======== LISTED RECORDS ========
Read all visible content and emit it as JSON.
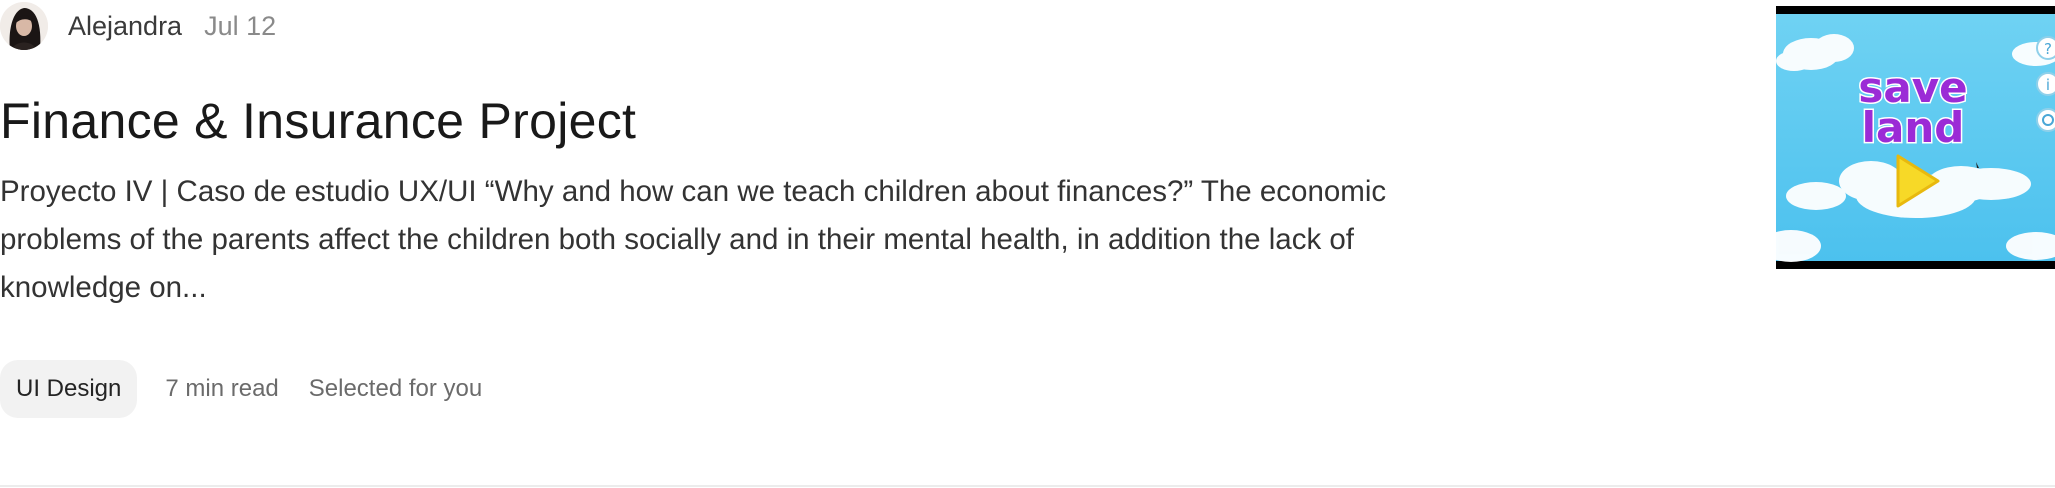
{
  "author": {
    "name": "Alejandra",
    "date": "Jul 12"
  },
  "post": {
    "title": "Finance & Insurance Project",
    "excerpt": "Proyecto IV | Caso de estudio UX/UI “Why and how can we teach children about finances?” The economic problems of the parents affect the children both socially and in their mental health, in addition the lack of knowledge on...",
    "tag": "UI Design",
    "read_time": "7 min read",
    "selection_note": "Selected for you"
  },
  "thumbnail": {
    "game_logo_line1": "save",
    "game_logo_line2": "land",
    "side_icons": [
      "help-icon",
      "info-icon",
      "settings-icon"
    ],
    "play_icon": "play-icon",
    "colors": {
      "sky": "#5ccaf0",
      "logo": "#9b2bd6",
      "play": "#f7d927"
    }
  }
}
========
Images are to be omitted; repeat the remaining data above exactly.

REPLY
Read all visible content and emit it as JSON.
{
  "author": {
    "name": "Alejandra",
    "date": "Jul 12"
  },
  "post": {
    "title": "Finance & Insurance Project",
    "excerpt": "Proyecto IV | Caso de estudio UX/UI “Why and how can we teach children about finances?” The economic problems of the parents affect the children both socially and in their mental health, in addition the lack of knowledge on...",
    "tag": "UI Design",
    "read_time": "7 min read",
    "selection_note": "Selected for you"
  },
  "thumbnail": {
    "game_logo_line1": "save",
    "game_logo_line2": "land",
    "side_icons": [
      "help-icon",
      "info-icon",
      "settings-icon"
    ],
    "play_icon": "play-icon",
    "colors": {
      "sky": "#5ccaf0",
      "logo": "#9b2bd6",
      "play": "#f7d927"
    }
  }
}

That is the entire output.